The Wall Street Journal article The Fatal Mistake That Doomed Samsung’s Galaxy Note, writes about Samsung’s choice to release the Galaxy Note 7.
Galaxy Note 7 was released in early September. The phone was reported by users to have a small bulge and be catching on fire.Samsung needed to have the problem solved so the batteries were scanned by laboratories that found a slight protrusion in the phone. The Note 7 battery was in fact provided by a separate company than Samsung. Following this action, Samsung made the decision to recall 2.5 million phones. They remade and sold millions of phones with batteries from a different supplier. Unfortunately, there were further incidences of problems with the new, safe phones. Samsung had to recant their statement about the battery problem and look further into the Note 7 problems.
According to Kant’s, Principles of Metaphysics of Morals, a good intention is that that is done with a good will, for the sake of duty, and done simply because it is what is supposed to done. Under these rules Samsung made the correct move as they released the Note 7 and also as they were recalled and new versions were sold, even though the problem seems to still be present. Kant believes that it is the intention that matters as opposed to the consequences that follow.

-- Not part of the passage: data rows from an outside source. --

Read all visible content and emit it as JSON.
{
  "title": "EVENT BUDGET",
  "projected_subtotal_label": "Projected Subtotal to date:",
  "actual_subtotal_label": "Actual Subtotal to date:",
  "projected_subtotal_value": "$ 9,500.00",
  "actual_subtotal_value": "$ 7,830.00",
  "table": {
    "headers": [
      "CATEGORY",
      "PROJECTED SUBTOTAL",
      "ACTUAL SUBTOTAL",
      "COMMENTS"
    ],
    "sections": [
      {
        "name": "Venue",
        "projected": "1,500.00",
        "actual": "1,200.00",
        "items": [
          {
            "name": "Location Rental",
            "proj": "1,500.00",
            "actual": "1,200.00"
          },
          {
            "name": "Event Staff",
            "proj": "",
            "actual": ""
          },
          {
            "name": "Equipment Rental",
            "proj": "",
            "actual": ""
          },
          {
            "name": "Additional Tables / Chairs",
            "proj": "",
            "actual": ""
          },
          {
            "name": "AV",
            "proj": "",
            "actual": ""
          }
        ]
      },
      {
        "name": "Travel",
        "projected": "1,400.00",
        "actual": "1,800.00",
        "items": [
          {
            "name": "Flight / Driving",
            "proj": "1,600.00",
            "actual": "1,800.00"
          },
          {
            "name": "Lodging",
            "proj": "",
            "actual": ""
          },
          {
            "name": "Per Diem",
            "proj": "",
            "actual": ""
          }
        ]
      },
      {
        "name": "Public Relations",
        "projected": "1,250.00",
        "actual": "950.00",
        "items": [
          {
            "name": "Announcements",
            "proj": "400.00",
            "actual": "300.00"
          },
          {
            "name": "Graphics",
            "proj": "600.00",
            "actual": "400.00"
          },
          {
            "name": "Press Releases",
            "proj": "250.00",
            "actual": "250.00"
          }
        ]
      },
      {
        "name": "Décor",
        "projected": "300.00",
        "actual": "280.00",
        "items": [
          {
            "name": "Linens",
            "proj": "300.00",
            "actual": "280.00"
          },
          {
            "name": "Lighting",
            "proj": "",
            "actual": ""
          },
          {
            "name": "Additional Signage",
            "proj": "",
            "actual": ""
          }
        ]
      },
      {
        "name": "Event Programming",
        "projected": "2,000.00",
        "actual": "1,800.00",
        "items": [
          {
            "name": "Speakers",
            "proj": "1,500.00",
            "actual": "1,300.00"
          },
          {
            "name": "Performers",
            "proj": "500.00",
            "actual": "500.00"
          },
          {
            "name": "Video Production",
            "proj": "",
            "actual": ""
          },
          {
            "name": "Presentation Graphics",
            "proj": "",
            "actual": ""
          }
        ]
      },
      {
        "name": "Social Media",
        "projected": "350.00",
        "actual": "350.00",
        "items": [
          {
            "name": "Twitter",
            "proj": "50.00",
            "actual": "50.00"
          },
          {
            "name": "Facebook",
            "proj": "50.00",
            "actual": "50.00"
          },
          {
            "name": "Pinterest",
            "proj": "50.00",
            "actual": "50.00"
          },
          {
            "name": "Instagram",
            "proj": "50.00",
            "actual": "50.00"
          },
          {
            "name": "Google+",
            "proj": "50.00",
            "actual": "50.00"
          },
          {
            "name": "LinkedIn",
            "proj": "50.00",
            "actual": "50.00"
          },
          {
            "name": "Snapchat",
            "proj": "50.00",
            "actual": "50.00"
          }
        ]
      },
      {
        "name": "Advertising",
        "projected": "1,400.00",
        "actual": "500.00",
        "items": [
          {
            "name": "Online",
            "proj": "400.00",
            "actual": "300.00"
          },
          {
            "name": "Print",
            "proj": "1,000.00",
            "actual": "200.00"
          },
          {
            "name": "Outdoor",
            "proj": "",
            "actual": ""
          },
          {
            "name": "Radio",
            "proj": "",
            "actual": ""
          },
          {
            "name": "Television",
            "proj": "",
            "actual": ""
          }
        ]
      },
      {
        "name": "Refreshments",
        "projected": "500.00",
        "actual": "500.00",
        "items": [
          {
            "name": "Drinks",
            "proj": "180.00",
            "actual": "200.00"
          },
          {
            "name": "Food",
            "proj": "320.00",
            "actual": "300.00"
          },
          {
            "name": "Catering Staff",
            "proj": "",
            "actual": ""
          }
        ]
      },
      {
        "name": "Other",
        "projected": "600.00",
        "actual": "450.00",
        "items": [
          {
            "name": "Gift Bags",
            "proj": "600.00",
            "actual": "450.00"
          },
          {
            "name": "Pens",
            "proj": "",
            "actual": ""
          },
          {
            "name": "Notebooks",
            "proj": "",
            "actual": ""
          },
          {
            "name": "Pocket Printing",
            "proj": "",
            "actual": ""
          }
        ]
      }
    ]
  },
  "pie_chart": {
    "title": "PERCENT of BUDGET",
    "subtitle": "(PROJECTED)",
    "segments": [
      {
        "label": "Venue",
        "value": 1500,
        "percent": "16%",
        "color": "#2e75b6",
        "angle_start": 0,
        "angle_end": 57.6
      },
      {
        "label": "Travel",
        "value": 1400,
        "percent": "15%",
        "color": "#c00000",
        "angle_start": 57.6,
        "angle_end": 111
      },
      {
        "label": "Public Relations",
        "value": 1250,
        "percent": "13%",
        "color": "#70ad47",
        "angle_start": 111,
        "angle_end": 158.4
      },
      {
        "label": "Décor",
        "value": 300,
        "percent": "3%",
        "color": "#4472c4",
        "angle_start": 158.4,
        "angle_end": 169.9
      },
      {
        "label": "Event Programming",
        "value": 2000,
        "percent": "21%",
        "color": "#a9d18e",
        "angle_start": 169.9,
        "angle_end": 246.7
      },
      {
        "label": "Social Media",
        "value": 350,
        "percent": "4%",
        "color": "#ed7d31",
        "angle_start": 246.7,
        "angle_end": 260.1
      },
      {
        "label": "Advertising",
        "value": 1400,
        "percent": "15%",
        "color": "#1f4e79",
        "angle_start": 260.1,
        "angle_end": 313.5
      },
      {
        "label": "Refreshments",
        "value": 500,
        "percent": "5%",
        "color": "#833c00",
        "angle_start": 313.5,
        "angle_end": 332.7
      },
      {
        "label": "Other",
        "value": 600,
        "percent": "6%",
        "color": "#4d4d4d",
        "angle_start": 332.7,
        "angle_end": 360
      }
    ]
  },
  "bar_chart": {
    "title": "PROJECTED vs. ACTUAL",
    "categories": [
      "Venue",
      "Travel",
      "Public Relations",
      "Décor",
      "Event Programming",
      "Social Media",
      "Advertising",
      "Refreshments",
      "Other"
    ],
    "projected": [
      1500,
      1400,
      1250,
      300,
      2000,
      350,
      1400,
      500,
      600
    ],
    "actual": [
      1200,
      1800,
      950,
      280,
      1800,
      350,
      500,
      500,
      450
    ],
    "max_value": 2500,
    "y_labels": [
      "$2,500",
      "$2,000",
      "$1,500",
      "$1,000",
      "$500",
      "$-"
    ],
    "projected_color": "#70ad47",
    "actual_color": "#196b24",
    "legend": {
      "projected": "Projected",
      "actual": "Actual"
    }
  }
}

Samsung released a new product, the Galaxy Note 7, for the purpose of giving consumers a the newest and most advanced phone option. They had every intention to provide a well working, efficient phone to the world, but consequences did follow. The company took responsibility and is trying to correct their actions. Should consumers still be upset with Samsung even if they company showed good intent? According to Kant, the answer would be no. Would you follow Kant’s principles of metaphysics of morals?